Pulsatile tinnitus is different than the more common, constant form of tinnitus. While it is often benign, it will more likely have an identifiable source and may be the first sign of another underlying condition.
While it can go away on its own, PT may be indicative of other potentially dangerous conditions. These include vascular malformation, obstruction (typically in the carotid artery), or a glomus tumor. Patients experiencing PT symptoms should undergo a thorough medical evaluation. Fortunately, pulsatile tinnitus can be successfully treated and cured once the underlying cause is identified.
Because tinnitus is so common, its onset and development are commonly studied. To better classify the onset of tinnitus — and consequently, identify the best tinnitus treatment—audiologists have distinguished multiple variations of tinnitus. One of the most common types of tinnitus, pulsatile tinnitus, affects about 5 million Americans each year.
What is pulsatile tinnitus?
Tinnitus, broadly speaking, is a medical symptom that causes people to hear external sounds, usually described as a ringing or buzzing. PT is a specific type characterized by “rhythmic” sounds, often described as resembling a heartbeat or rhythmic “swooshing.” As is the case with all types of tinnitus, pulsatile tinnitus persists even when no external sound source is present. Learn more about the sounds of tinnitus here.
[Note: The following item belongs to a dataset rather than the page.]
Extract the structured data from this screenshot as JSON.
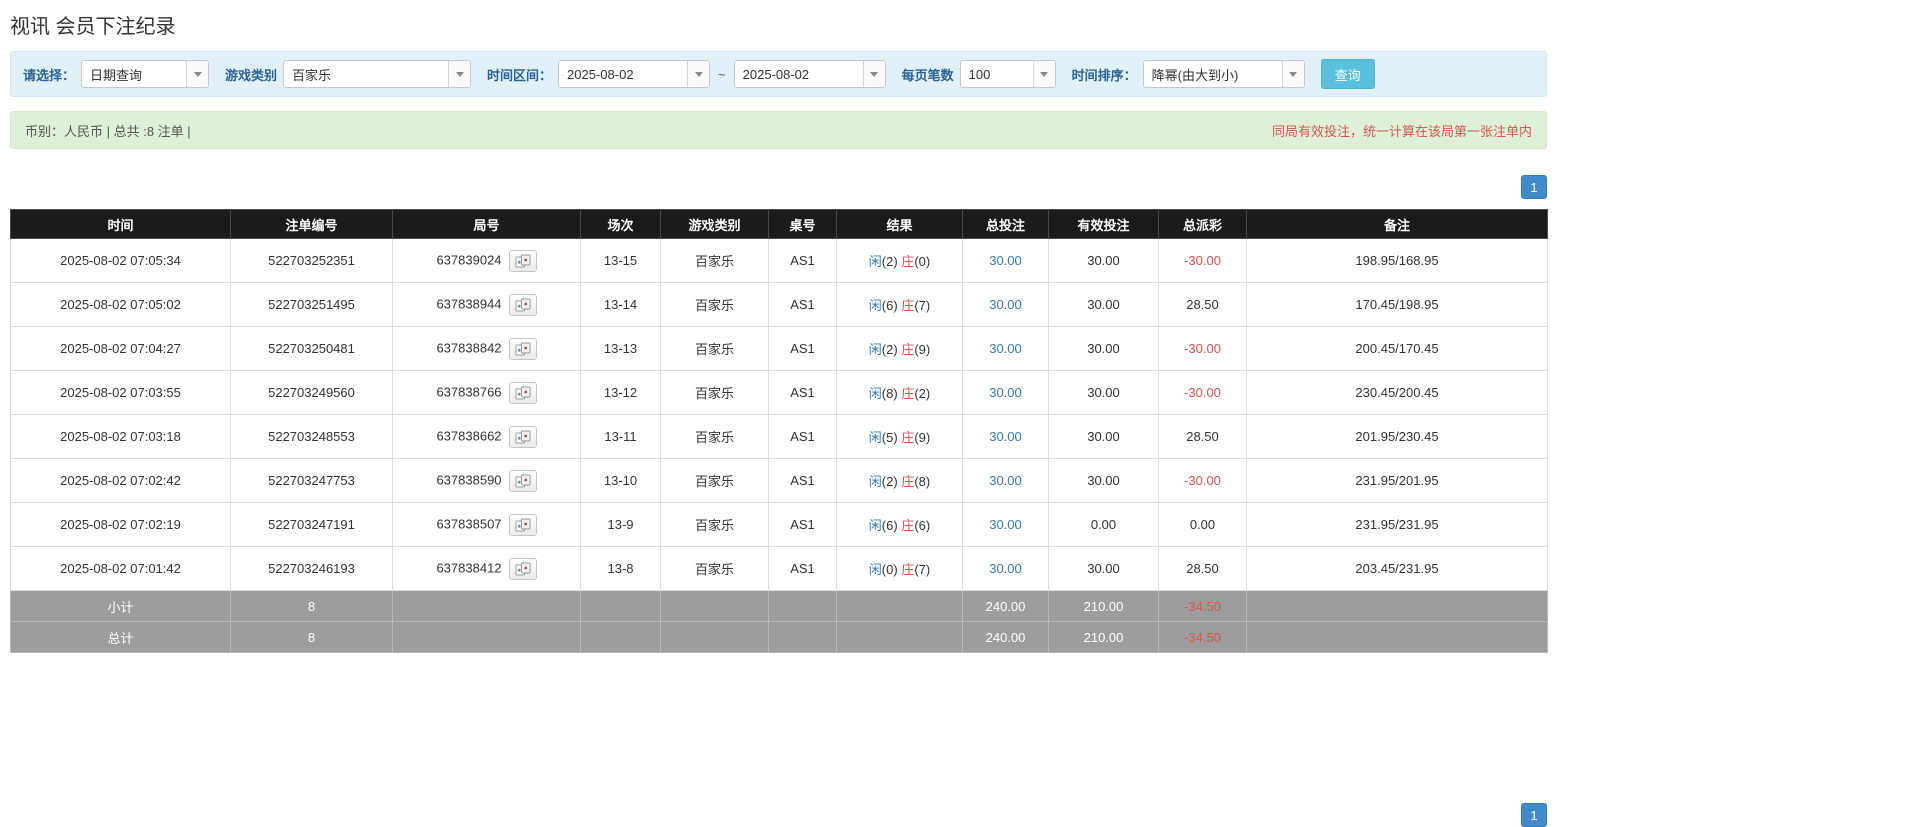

What is the difference between PT and ordinary tinnitus?
As suggested, the main difference between pulsatile tinnitus and ordinary tinnitus is the specific type of sounds people hear. Usually, instances of pulsatile tinnitus will be much more rhythmic, even drum-like. Additionally, instances of pulsatile tinnitus will often last for longer periods than ordinary tinnitus, though this will vary from person to person.
What causes of pulsatile tinnitus?
PT has many different possible causes. According to researchers at the University of California, San Francisco, “some [causes are] fairly benign, other [causes are] potentially life-threatening.” These causes include abnormal cerebral pressures, certain vascular abnormalities, and “unique blood flow patterns near the ear.” Though rare, PT may also indicate a tumor near the brain or ear. Common causes of “ordinary” tinnitus, including physical damage to the ear, ototoxic medications, exposure to loud noises, and age-related hearing loss, can also be connected to pulsatile tinnitus.
Can you treat pulsatile tinnitus?
If you experience PT, there are several different treatment options depending on the source of the sound. To best determine the source of the sound, talk to your primary care physician about obtaining imaging of your head and neck to rule out any abnormalities in the cranial arteries and/or veins. In some cases, surgical intervention may be recommended if the risks are low. In other cases, if the PT is related to a benign issue, patients do not have to treat it surgically. Instead, they may benefit from a habituation approach to treatment, such as Tinnitus Retraining Therapy, just as non-rhythmic tinnitus patients do.
Regardless of the type of tinnitus you experience, there is hope and help for you. Hopefully, this article was helpful and shed light on what you are experiencing. There is a lot more information on this site.